by the work of UNSCOM. Chief Weapons Inspector Richard Butler
said that 'if Iraqi disarmament were a 5-lap race, we would be
three-quarters of the way around the fifth and final lap.' Iraq's
neighbors have said that Iraq no longer poses any threat. Even
an Israeli military analyst has said that Iraq's biological weapons
program was over-hyped" (Education for Peace in Iraq Center).
As for UNSCOM inspections, the lack of success lies mainly
with the United States government's hidden agenda. UNSCOM had
eight years of virtually unrestricted inspections. Former UN Weapons
Inspector Raymond Zilinskas stated that "95 percent of [UNSCOM's]
work proceeds unhindered" ("PBS Newshour" with
Jim Lehrer, February 1998). But contrary to the UN goal of weapons
inspections, the United States government has sought to use the
inspections as intelligence gathering missions. Halliday states,
"[T]he difficulty with UNSCOM has been the inclusion of espionage,
of spies, of various intelligence organizations which, under the
UN auspices, is something that is appalling to all of us. Now
as it happens, UNSCOM staff, including Butler, are not staff members
of the organization. They are hired from other organizations,
but nevertheless we expect them to behave in a manner consistent
of a civil servant, and that clearly was not done. And the CIA
and others have owned up to what they did, in fact, that they
used the UN as a cover for espionage, which is a very unfortunate
thing and what, of course, the Iraqis had been saying for many
years and the UN had denied for many years. They were right; we,
obviously, were wrong" (The Fire This Time, April 1999).
Further evidence of this comes directly from former UN Weapons
Inspector, Scott Ritter. "Fingers point at the United States
primarily in using the weapons inspection process not so much
as a vehicle for disarming Iraq, but rather as a vehicle for containing
Saddam and for gathering information that could be used to remove
Saddam.
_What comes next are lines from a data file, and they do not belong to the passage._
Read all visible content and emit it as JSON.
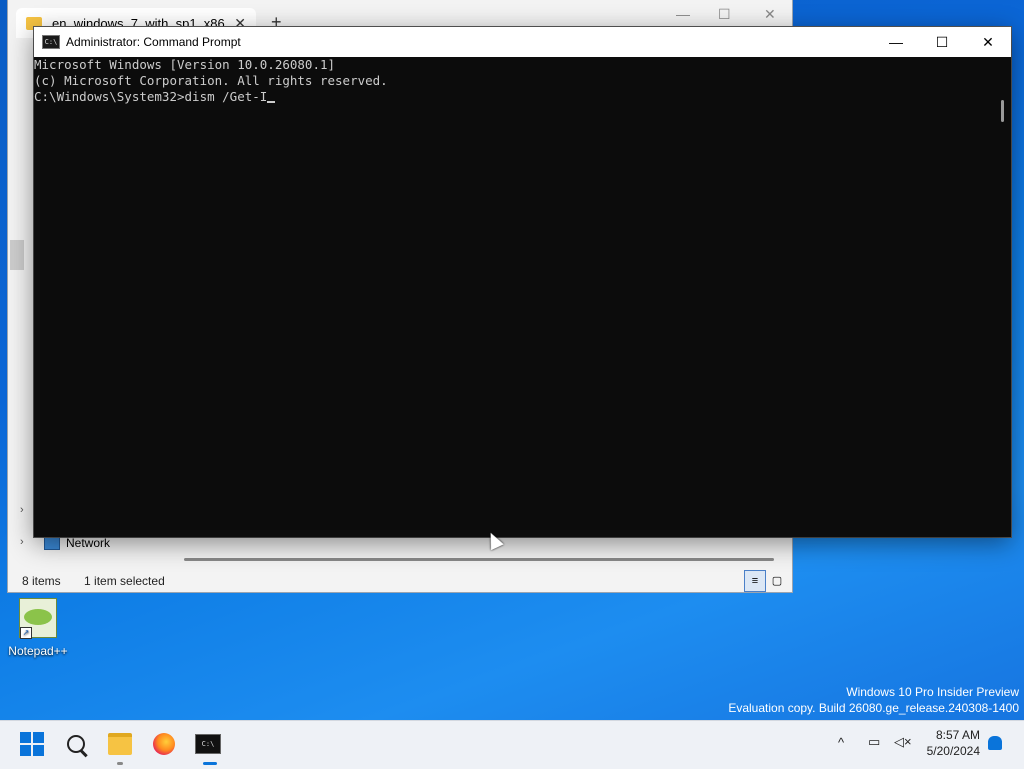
{
  "explorer": {
    "tab_title": "en_windows_7_with_sp1_x86",
    "tab_close": "✕",
    "new_tab": "+",
    "minimize": "—",
    "maximize": "☐",
    "close": "✕",
    "nav_network": "Network",
    "status_items": "8 items",
    "status_selected": "1 item selected"
  },
  "cmd": {
    "title": "Administrator: Command Prompt",
    "icon_text": "C:\\",
    "minimize": "—",
    "maximize": "☐",
    "close": "✕",
    "lines": [
      "Microsoft Windows [Version 10.0.26080.1]",
      "(c) Microsoft Corporation. All rights reserved.",
      "",
      "C:\\Windows\\System32>dism /Get-I"
    ]
  },
  "desktop": {
    "icons": [
      {
        "label": "Notepad++"
      }
    ]
  },
  "watermark": {
    "line1": "Windows 10 Pro Insider Preview",
    "line2": "Evaluation copy. Build 26080.ge_release.240308-1400"
  },
  "taskbar": {
    "time": "8:57 AM",
    "date": "5/20/2024",
    "tray_chevron": "^",
    "icons": [
      "start-icon",
      "search-icon",
      "file-explorer-icon",
      "firefox-icon",
      "command-prompt-icon"
    ]
  }
}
The US perverted the system; not the weapons inspectors"
(June 1999 FOR interview). Ritter resigned from UNSCOM because
of this perversion.
MYTH: "Saddam retains the capability to inflict significant
damage upon Iraq's neighbors and its own civilian population"
and "Without sanctions, Saddam would be free to use his resources
to rearm and make good on his threats against Kuwait and the region"
(U.S. State Department, March 2000).
FACT: Raymond Zilinskas, UN Weapons Inspector in Iraq, states
"Although it has been theoretically possible for the Iraqis
to regain such weapons since 1991, the duplicity would have been
risky and expensive, and the probability of discovery very high"
(Chicago Tribune, February 1998). Scott Ritter, however, is more
blunt. "When you ask the question, 'Does Iraq possess militarily
viable biological or chemical weapons?' the answer is a resounding
'NO.' 'Can Iraq produce today chemical weapons on a meaningful
scale?' 'NO!' It is 'no' across the board. So from a qualitative
standpoint, Iraq has been disarmed. Iraq today possesses no meaningful
weapons of mass destruction capability" (June 1999 FOR interview).
MYTH: The United Nations levied the sanctions against Iraq,
so the United States is not to blame.
FACT: Van Sponeck addresses this point head on. "The
UN doesn't impose sanctions. It's the UN Security Council member
governments who come together and impose sanctions... I don't
see the distinction between US sanctions, in broad terms, and
what is done and coming out of the Security Council of the UN.
The leader in the discussion for the sanctions is the US side
and they are the ones, together with the British, that have devised
many of the special provisions that govern the implementation
of the 986 [oil-for-food] program. They are coming together, in
that Security Council of 15 nations and work as a team, and that's
the outcome, but I don't see a separate US sanction regime that
is markedly different from the UN Security Council regime"
(The Fire This Time, April 1999).
August 6 of this year marked 11 years of malnutrition, 132
months of disease, and 4,017 days of undrinkable water. Every
few hours another child dies-a child who knew nothing of the "Persian
Gulf War," nothing of the oil-for-food program, and nothing
of weapons inspections. The child only knew that she wanted to
live. How many more parents must weep at their fallen children
before we realize what we have done?